### Supplied records
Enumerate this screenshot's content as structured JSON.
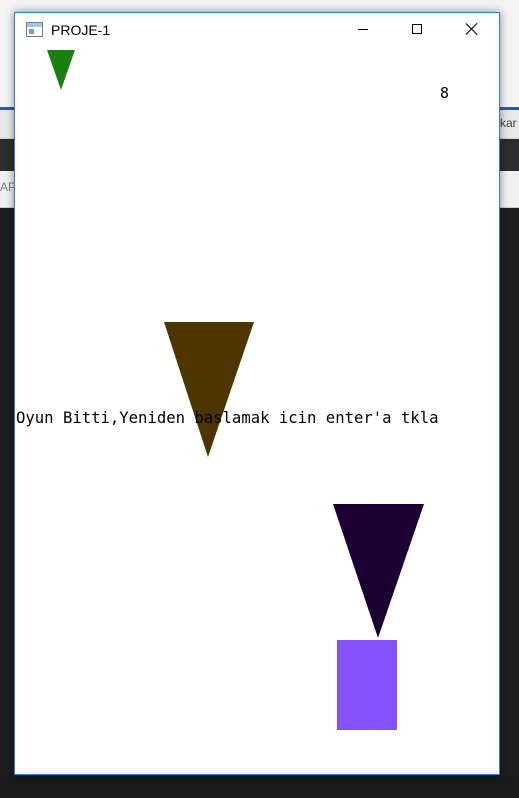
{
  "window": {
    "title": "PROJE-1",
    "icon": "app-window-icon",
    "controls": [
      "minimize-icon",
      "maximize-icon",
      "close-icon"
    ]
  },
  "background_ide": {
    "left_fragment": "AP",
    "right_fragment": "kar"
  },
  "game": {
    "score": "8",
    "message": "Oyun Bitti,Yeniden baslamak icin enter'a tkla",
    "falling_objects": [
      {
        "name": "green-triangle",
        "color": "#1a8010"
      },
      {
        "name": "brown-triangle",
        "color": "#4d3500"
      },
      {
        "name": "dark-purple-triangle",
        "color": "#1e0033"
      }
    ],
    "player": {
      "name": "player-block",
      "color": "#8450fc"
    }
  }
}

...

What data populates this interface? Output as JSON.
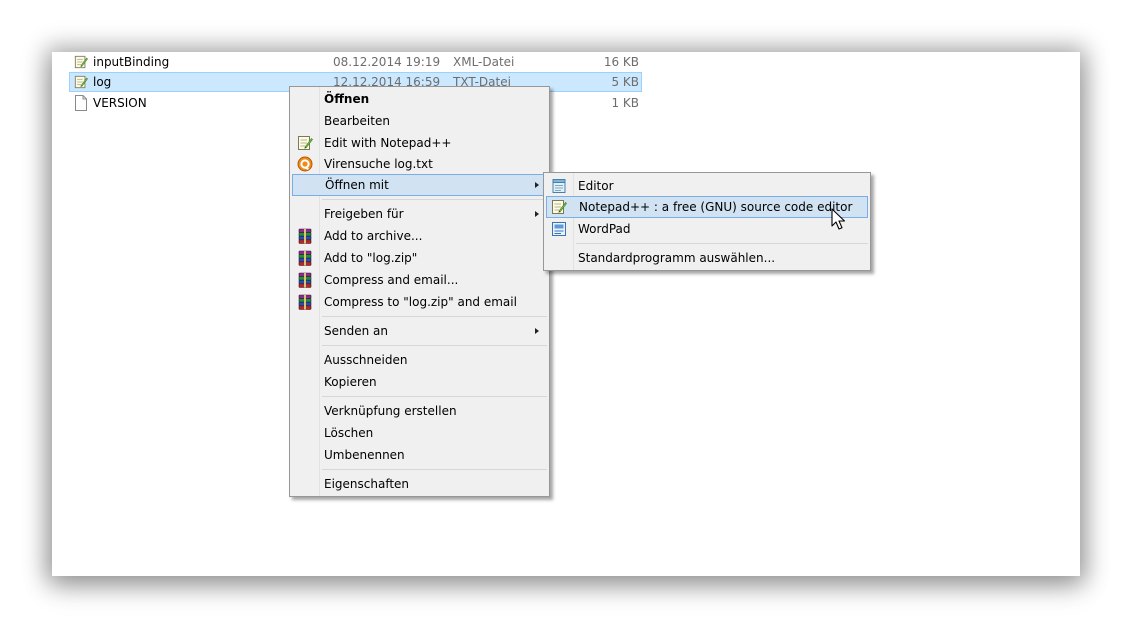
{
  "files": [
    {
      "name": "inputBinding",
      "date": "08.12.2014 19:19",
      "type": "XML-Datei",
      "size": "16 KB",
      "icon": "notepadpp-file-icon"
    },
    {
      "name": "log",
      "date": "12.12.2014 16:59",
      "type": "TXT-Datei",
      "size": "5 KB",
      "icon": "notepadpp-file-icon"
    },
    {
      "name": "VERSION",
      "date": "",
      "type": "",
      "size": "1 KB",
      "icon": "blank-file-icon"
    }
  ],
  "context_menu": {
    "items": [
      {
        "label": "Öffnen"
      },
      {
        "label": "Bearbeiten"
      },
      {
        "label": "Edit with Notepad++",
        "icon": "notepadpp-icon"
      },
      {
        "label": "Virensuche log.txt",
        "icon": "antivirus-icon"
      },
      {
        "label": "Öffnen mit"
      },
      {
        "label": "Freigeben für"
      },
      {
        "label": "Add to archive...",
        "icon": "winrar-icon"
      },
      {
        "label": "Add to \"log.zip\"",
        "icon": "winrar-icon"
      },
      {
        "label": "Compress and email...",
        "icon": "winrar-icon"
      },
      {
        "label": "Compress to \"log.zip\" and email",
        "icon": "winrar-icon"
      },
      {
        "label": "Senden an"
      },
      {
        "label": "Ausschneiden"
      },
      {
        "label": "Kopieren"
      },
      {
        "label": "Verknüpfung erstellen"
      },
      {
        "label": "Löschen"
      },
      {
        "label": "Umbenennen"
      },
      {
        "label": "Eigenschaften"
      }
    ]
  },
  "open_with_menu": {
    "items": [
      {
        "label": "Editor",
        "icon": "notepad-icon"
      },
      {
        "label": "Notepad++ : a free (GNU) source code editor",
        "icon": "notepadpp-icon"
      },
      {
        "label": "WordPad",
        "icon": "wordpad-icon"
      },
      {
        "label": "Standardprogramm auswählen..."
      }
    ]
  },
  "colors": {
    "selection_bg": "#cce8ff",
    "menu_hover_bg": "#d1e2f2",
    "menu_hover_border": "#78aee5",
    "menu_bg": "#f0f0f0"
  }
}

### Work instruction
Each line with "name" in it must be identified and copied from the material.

### Solution to this task
        "name": "green-triangle",
        "name": "brown-triangle",
        "name": "dark-purple-triangle",
      "name": "player-block",
      "name": "inputBinding",
      "name": "log",
      "name": "VERSION",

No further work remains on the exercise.